Though born in Hickory, NC, the twists and turns along life's highway paved the way for Cheryl Getzinger to finally make her home in Hope, Michigan.
Having learned to drive a semi-truck during her first marriage, Cheryl cruised the highways with her son sometimes in tow. After meeting her current husband, she settled down in Hope.
Cheryl still drives a semi-truck delivering lumber, block, concrete and building materials. But now she's got another ambition driving her along; the desire to make teddy bears.
"I began making bears 9 years ago when our niece was born, as a gift to her. That was the beginning of a lifelong love of bear creation. It's very addicting."
Cheryl made her first bear from a Simplicity pattern. "I did not like the way it turned out. Then the alterations began.
I would see a style of bear online and buy a pattern, then alter it."
After none of the patterns she purchased were really what she wanted, she soon began drawing her own. "Now I have my own style." After a lot of trial and error, she finally got the look she was looking for.
Developing her style further, she read books by bear artist/author, Nancy Tillberg and took online classes that Nancy offered. "I followed her advice to achieve soft sculpting techniques such as noses and open mouths."
Usually making between 5 and 10 bears a year, with more around Christmas time, Cheryl puts the greatest amount of attention towards the bears eyes.
"After all, they are the bear's window to their world. I try to get as much expression and love into those eyes as I can possibly get," she said. "When the eyes are just right, I know then I can stop. I work hard on the eyes of my bears, felting the eyelids, shading them and lately I have been adding mohair eyelashes."
Originally working with synthetics, Cheryl has now started working with mohair. "I love working with mohair. It doesn't make me sneeze like the synthetics!"
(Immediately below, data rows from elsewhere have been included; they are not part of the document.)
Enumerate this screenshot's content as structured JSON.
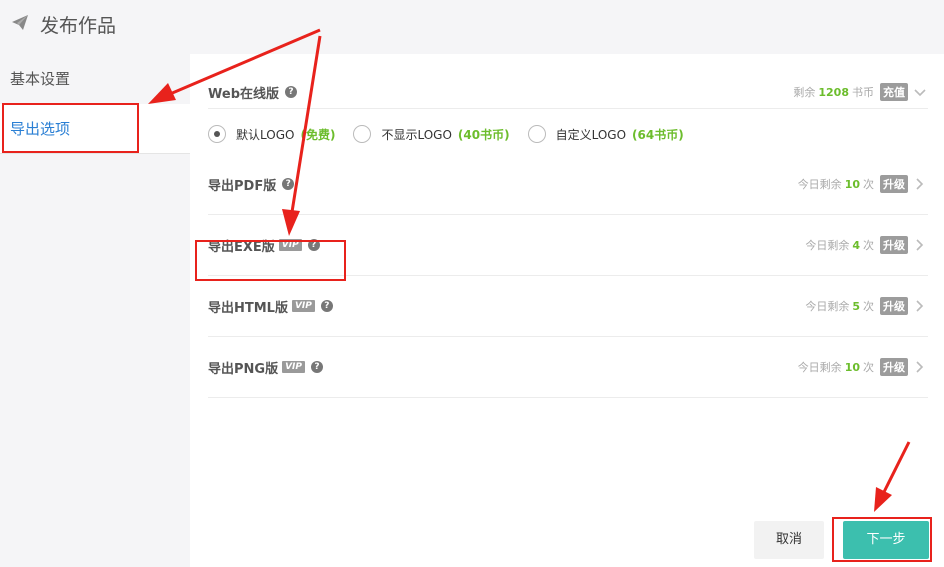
{
  "header": {
    "title": "发布作品",
    "icon": "paper-plane-icon"
  },
  "sidebar": {
    "items": [
      {
        "label": "基本设置"
      },
      {
        "label": "导出选项"
      }
    ]
  },
  "web": {
    "title": "Web在线版",
    "remaining_prefix": "剩余",
    "remaining_value": "1208",
    "remaining_unit": "书币",
    "recharge_label": "充值",
    "options": [
      {
        "label": "默认LOGO",
        "price": "(免费)",
        "checked": true
      },
      {
        "label": "不显示LOGO",
        "price": "(40书币)",
        "checked": false
      },
      {
        "label": "自定义LOGO",
        "price": "(64书币)",
        "checked": false
      }
    ]
  },
  "exports": [
    {
      "title": "导出PDF版",
      "vip": "",
      "prefix": "今日剩余",
      "value": "10",
      "suffix": "次",
      "upgrade": "升级"
    },
    {
      "title": "导出EXE版",
      "vip": "VIP",
      "prefix": "今日剩余",
      "value": "4",
      "suffix": "次",
      "upgrade": "升级"
    },
    {
      "title": "导出HTML版",
      "vip": "VIP",
      "prefix": "今日剩余",
      "value": "5",
      "suffix": "次",
      "upgrade": "升级"
    },
    {
      "title": "导出PNG版",
      "vip": "VIP",
      "prefix": "今日剩余",
      "value": "10",
      "suffix": "次",
      "upgrade": "升级"
    }
  ],
  "footer": {
    "cancel_label": "取消",
    "next_label": "下一步"
  },
  "colors": {
    "accent": "#3cbfae",
    "link": "#2a7fd4",
    "number": "#6cbd2c",
    "annotation": "#e8221c"
  }
}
Making the bears solely by herself, she finds that creating bears is her way of relaxing and de-stressing.
"Once I start making one, I am in my own world and I seem to tune out all the world around me."
Of course, it's hard to stop working on a bear once she starts because she can't wait to see what the face will be like.
Investigating new styles, she has made bears with felted faces, felted muzzles, felted paws, and pulled toes.
She also has tried air brushing the faces and using dye pens for accents around the eyes.